  13. GNSO Improvements - Summary of Public Forum, July 1, 2007
  14. GNSO Improvements Draft Report, October 15, 2007
  15. ICANN 30 Workshop - GNSO Improvements, October 29, 2007
  16. Summary of BGC Working Group Workshop on GNSO Improvements, October 29, 2017
  17. GNSO Improvements - Public Comment Proceeding, October 19, 2007
  18. 18.0 18.1 Final Report of the BGC Working Group on GNSO Improvements, February 3, 2008
  19. 19.0 19.1 Resolutions the Board, February 15, 2008
  20. ICANN Listserv Archive - Public Comment Proceeding Summary email from Robert Hoggarth, May 6, 2008
  21. ICANN.org Listserv Archive - email from Philip Sheppard re: joint users proposal, April 23, 2008
  22. 22.0 22.1 22.2 Summary Report of Public Comments on GNSO Improvements, May 7, 2008 (Word document)
  23. Joint Proposal from the User Community for GNSO Council Structural Change, April 23, 2008 (Word document)
  24. Resolution of the Board, March 12, 2010
  25. GNSO Improvements Top-Level Plan, May 22, 2008
  26. 26.0 26.1 GNSO Improvements Top-Level Plan, June 21, 2008
  27. 27.0 27.1 GNSO Improvements - Final Implementation Plan, October 16, 2008
  28. 28.0 28.1 28.2 Resolution of the Board, June 26, 2008
  29. 29.0 29.1 29.2 29.3 29.4 Report to the ICANN Board from WG-GCR, July 25, 2008 (Word document)
  30. GNSO Council Listserv - Rob Hoggarth to list, July 28, 2008
  31. ICANN 70 Archive: Reimagining ICANN's Role, March 23, 2021 (registration/login required)
  32. Transcript of "Reimagining ICANN's Role", March 23, 2021 (registration/login required)
  33. 33.0 33.1 Board Meeting Minutes, July 31, 2008
  34. 34.0 34.1 34.2 Board Meeting Minutes, August 28, 2008
  35. 35.0 35.1 Board Meeting Minutes, October 1, 2008
  36. ICANN 33 Archive - GNSO Improvements Birefing, November 3, 2008
  37. 37.0 37.1 GNSO Council Report on Restructuring and Implementation Plans, December 5, 2008

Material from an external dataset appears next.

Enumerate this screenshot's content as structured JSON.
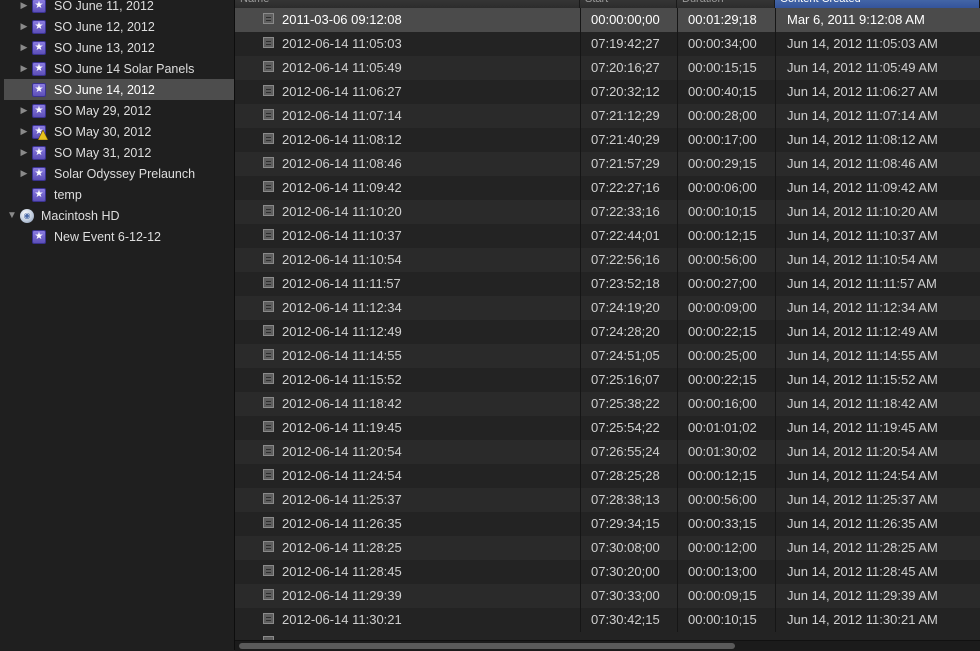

  38. 38.0 38.1 GNSO Improvements Report - Board-Approved Actions and Tasks, January 27, 2009
  39. GNSO Improvements - Staff Updates, March 6, 2009
  40. GNSO Improvements Archive - Accomplishments, last updated December 4, 2012
  41. Resolution of the Board, June 23, 2012